• [Entries supplied]:
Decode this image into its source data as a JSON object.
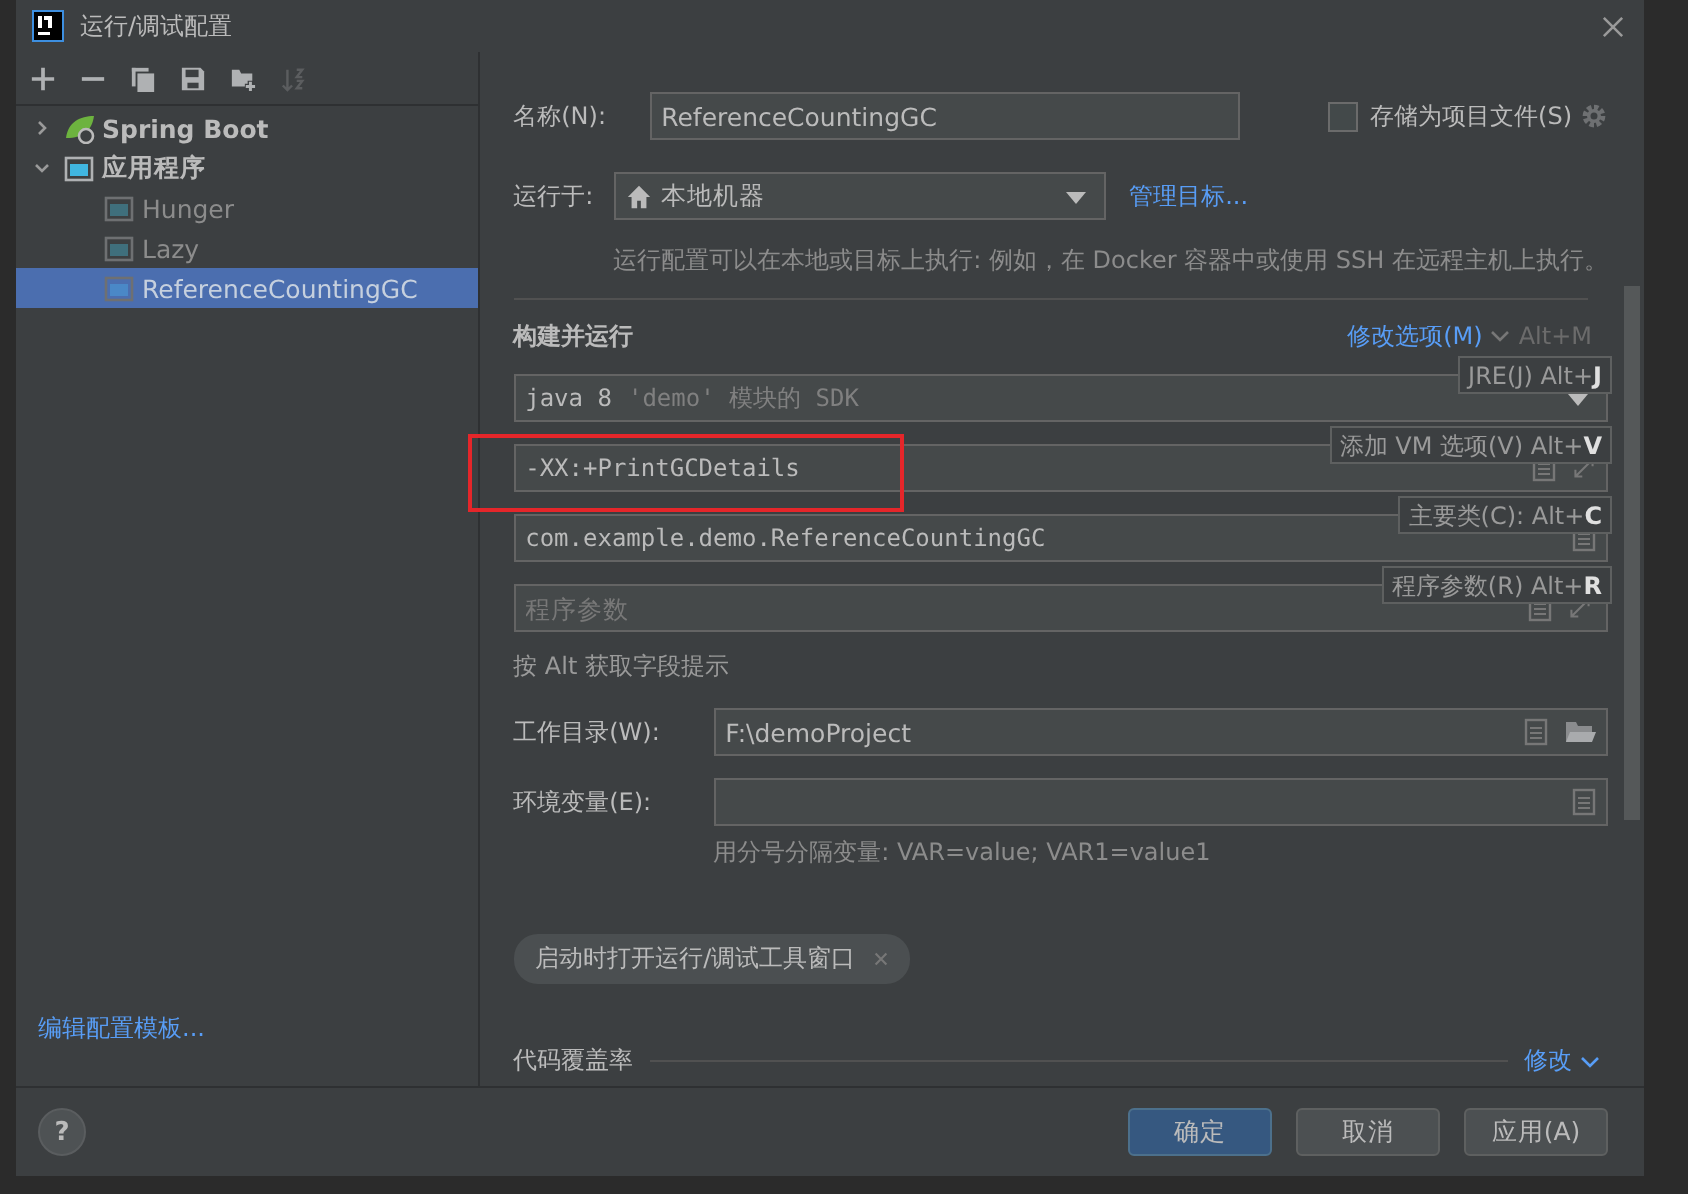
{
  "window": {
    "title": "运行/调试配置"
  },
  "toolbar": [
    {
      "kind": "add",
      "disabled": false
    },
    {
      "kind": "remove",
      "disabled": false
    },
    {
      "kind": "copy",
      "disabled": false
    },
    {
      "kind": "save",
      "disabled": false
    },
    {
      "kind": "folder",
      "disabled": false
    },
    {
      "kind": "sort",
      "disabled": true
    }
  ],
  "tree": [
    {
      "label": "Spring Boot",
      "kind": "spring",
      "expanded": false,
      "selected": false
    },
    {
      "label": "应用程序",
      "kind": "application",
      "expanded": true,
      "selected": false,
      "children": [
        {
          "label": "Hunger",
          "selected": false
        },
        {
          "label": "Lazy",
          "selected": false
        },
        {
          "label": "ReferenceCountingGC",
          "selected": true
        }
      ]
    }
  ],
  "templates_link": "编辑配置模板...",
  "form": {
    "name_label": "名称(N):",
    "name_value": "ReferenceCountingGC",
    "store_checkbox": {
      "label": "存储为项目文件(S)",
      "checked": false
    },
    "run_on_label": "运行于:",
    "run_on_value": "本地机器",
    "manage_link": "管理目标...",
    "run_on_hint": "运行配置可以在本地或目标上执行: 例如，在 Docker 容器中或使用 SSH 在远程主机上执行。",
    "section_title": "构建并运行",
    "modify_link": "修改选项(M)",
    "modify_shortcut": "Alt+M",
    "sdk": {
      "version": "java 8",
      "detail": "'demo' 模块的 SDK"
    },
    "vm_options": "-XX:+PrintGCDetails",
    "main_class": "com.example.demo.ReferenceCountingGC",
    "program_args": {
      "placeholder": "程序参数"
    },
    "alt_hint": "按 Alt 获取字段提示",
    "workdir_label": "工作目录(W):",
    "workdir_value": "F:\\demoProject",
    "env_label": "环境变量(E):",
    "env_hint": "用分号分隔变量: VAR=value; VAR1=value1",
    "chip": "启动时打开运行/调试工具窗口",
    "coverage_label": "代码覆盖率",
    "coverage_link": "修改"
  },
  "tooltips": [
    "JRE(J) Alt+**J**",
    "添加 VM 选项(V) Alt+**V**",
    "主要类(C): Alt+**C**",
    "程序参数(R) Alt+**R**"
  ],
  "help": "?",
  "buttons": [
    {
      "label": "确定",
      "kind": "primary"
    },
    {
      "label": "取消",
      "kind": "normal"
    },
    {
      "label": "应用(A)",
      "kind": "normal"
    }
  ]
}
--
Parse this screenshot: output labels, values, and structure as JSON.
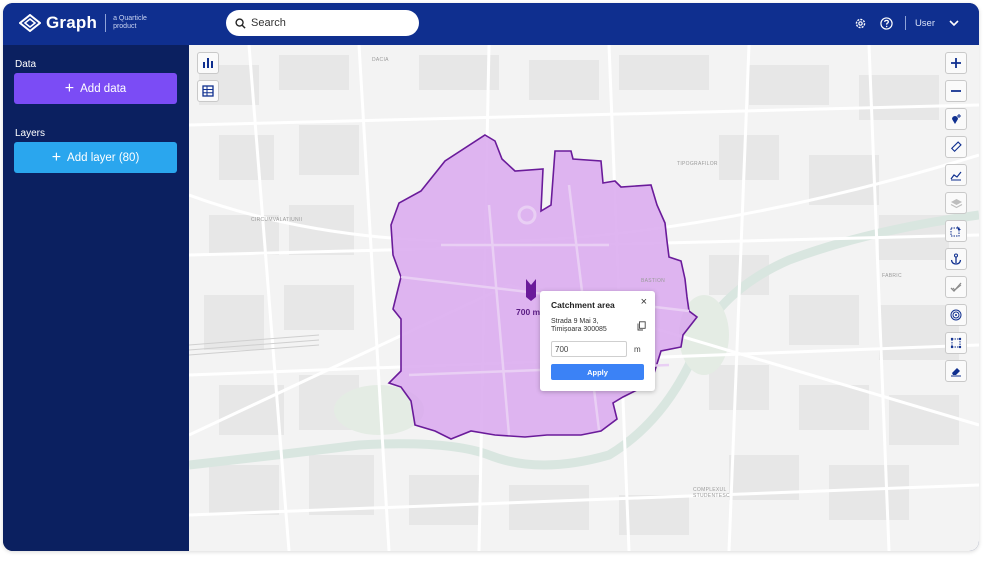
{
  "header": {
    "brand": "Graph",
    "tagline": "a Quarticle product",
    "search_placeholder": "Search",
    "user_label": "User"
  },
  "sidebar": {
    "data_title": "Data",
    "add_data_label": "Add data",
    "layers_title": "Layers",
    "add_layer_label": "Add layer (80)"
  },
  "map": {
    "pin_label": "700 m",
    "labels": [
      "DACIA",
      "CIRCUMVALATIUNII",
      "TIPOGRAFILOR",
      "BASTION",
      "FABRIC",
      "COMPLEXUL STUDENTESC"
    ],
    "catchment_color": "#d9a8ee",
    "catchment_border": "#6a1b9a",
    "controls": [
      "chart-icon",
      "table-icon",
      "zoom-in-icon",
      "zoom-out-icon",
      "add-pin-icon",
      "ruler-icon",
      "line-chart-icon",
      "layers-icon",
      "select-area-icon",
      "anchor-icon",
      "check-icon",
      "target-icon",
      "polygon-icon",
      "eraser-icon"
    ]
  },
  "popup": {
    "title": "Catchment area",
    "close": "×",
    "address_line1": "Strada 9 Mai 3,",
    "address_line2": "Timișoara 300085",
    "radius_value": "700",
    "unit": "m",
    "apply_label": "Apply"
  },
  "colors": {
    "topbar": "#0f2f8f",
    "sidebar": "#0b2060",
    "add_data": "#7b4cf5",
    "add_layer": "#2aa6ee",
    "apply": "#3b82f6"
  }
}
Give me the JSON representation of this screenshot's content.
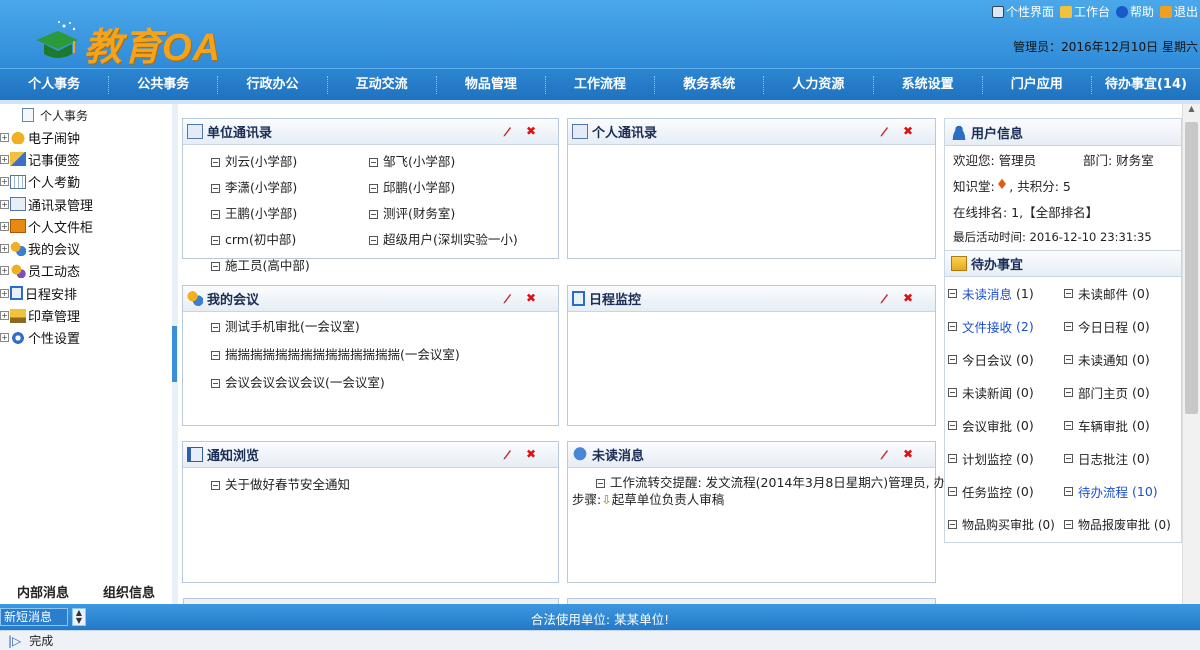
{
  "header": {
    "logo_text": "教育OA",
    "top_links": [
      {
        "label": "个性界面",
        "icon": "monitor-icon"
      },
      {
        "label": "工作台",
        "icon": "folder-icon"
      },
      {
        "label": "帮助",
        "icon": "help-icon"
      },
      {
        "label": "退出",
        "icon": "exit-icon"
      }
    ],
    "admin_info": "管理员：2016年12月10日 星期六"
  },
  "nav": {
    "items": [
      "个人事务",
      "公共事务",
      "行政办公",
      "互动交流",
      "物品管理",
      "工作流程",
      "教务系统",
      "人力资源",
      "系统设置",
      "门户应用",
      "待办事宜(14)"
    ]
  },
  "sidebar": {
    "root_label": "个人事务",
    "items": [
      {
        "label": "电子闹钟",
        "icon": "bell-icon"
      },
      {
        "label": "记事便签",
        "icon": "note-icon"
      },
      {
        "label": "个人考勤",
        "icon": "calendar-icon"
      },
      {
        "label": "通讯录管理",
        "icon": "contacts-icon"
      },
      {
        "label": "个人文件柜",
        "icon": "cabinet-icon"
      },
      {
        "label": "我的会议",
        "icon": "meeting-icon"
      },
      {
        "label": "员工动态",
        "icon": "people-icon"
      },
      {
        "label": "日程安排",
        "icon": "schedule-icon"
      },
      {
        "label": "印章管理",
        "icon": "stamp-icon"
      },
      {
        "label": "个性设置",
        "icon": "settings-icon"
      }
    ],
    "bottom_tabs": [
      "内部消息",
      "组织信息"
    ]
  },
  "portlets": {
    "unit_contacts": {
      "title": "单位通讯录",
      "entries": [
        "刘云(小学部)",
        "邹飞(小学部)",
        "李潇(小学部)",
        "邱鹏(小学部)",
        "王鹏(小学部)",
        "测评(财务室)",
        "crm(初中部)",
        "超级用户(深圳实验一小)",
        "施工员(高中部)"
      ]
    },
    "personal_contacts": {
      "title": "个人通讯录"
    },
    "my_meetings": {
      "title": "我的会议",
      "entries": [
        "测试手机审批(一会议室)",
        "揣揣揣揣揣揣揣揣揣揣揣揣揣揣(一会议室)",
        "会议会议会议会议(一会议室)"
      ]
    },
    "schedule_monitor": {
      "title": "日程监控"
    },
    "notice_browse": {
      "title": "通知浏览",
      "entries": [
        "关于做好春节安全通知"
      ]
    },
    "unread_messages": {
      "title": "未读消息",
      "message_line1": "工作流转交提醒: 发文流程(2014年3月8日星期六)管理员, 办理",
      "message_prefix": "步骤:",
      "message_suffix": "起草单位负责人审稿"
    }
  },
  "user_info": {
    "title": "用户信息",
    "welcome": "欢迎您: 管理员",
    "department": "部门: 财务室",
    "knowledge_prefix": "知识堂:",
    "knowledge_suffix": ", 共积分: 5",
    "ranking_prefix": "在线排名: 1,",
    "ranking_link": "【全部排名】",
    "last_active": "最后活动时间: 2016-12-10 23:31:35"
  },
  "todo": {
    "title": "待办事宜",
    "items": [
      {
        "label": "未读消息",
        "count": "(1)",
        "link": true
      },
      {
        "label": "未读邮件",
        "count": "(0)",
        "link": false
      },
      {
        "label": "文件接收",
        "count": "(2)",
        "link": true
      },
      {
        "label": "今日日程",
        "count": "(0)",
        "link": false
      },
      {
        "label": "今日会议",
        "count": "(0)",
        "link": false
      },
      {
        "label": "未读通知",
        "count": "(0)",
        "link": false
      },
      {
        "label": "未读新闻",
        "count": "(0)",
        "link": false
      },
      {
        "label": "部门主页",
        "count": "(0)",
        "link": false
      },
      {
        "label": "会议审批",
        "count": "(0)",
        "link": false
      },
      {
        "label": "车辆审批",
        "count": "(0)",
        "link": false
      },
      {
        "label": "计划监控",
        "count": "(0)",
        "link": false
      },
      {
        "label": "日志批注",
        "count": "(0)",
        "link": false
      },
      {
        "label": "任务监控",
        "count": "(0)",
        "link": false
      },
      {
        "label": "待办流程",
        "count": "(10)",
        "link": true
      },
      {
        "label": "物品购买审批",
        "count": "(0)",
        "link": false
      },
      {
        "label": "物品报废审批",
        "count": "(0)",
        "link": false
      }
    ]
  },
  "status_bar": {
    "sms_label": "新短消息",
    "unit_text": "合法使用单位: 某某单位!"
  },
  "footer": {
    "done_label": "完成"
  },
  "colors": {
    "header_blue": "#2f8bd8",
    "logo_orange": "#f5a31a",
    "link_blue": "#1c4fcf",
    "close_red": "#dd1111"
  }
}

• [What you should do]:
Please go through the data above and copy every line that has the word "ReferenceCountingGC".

• [Problem solution]:
          "label": "ReferenceCountingGC",
    "name_value": "ReferenceCountingGC",
    "main_class": "com.example.demo.ReferenceCountingGC",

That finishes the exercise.